We took a theme based approach , where kids divided between themselves different civilization and came back to present. Great information was shared and some amazing facts came out.
The Angkor Civilization was an important civilization of southeast Asia. It included all of Cambodia, southeastern Thailand, and northern Vietnam. It lasted roughly from 800 to 1300 A.D. It is said to have been largely influenced by the Hindu traders from India.
Angkor civilization was the capital city of Khmer empire. The city and empire flourished from approximately the 9th to the 15th centuries. They were known for their trading network: including rare woods, elephant tusks, cardamom and other spices, wax, gold, silver, and silk from China; and for their engineering capacity in water control. The city houses the magnificent Angkor Wat, one of Cambodia’s most popular tourist attractions.
Constructed in the early 12th century, Angkor Wat is considered to be the largest religious monument in the world. Though despite being the largest, Cambodia still didn’t make the cut as one of the New Seven Wonders of the World elected by a vote on July 7, 2007. Today, Angkor Wat is one of the most famous and immediately recognizable ruins in the world. About 2.6 million tourists visit it every year. The site suffered from decades of unregulated tourism and looting; many ancient statues have been decapitated and their heads sold to private collectors. An international collaborative effort has helped to slowly restore sites and prevent further collapse of unstable structures.
In 2007, an international team of researchers using satellite photographs and other modern techniques concluded that Angkor had been the largest pre-industrial city in the world, with an elaborate infrastructure system connecting an urban sprawl of at least 1,000 square kilometres to the well-known temples at its core. Angkor is considered to be a “hydraulic city” because it had a complicated water management network, which was used for systematically stabilizing, storing, and dispersing water throughout the area. This network is believed to have been used for irrigation in order to offset the unpredictable monsoon season and to also support the increasing population.
The Incan Civilization
It was the Western Hemisphere’s largest empire ever, with a population of nearly 10 million subjects. Over and area of more than 9,00,000 square kilometers, its people built massive administrative centers, temples, extensive roads, and canal systems. They did so in an inhospitable, extreme terrain, all without the use of horses, iron, or even written language. Yet, within 100 years of its rise in the 15th century, the Inca Empire would be no more.

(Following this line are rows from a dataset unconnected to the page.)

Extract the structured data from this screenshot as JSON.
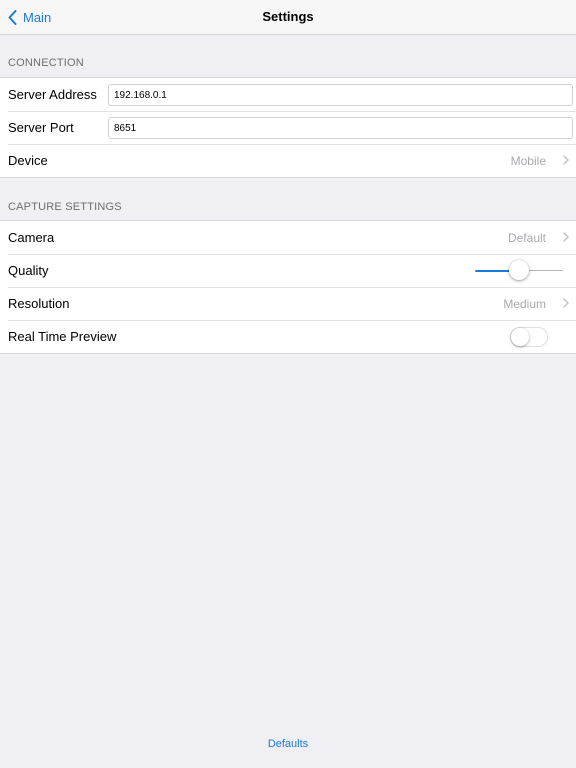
{
  "navbar": {
    "back_label": "Main",
    "title": "Settings"
  },
  "sections": {
    "connection_header": "CONNECTION",
    "capture_header": "CAPTURE SETTINGS"
  },
  "connection": {
    "server_address_label": "Server Address",
    "server_address_value": "192.168.0.1",
    "server_port_label": "Server Port",
    "server_port_value": "8651",
    "device_label": "Device",
    "device_value": "Mobile"
  },
  "capture": {
    "camera_label": "Camera",
    "camera_value": "Default",
    "quality_label": "Quality",
    "quality_level": 0.5,
    "resolution_label": "Resolution",
    "resolution_value": "Medium",
    "preview_label": "Real Time Preview",
    "preview_on": false
  },
  "footer": {
    "defaults_label": "Defaults"
  },
  "colors": {
    "accent": "#1a7bd8",
    "background": "#efeff4",
    "detail_text": "#a8a8ad"
  }
}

According to legend, the ancestors of the rulers were created, by the sun god “Inti”, and they emerged from a cave called, “Tambo Toco”. Leading Leading four brothers and four sisters, was Ayar Manco, who carried a golden staff with instructions, to find the place where it would sink into the ground, showing fertile soil. After a lot of wandering, they reached “the Cuzco Valley”, where the staff pierced the ground. Soon, they founded their capital , and Ayar Manco, became Manco Capac, the 1st Inca king.
It is said that the Incas first settled in the Cuzco Valley around 1200 CE. In 1438, they were nearly overrun by the neighboring chanka Tribe. The king at that time, Viracocha, and his designated their fled. His other son, fought with those people. Because of his military skills, he became the 9th ruler, and he was named Pachacuti, or Cataclysm. He expanded territory, and reorganized it as Tahuantinsuyu, or 4 quarters.
His son, Topa Inca, continued the expansion, and his son, Huayna Capac, succeeded him. Soon he and his son fell ill and died, because of the Spanish people who brought a disease. There raged a civil war between his other 2 sons, Atahualpa and Huascar. Atahualpa won the civil war. Much later, they encountered the Europeans invaders. Fransisco Pizzaro, and his small group of conquistadors, captured Atahualpa and killed him a year later.
Quipu – https://www.worldhistory.org/Quipu/
Cuzco – https://whc.unesco.org/en/list/273/
Machu Pichu – https://www.britannica.com/place/Machu-Picchu
Cataclysm – https://dictionary.cambridge.org/dictionary/english/cataclysm
Francisco Pizzaro – https://www.history.com/topics/exploration/francisco-pizarro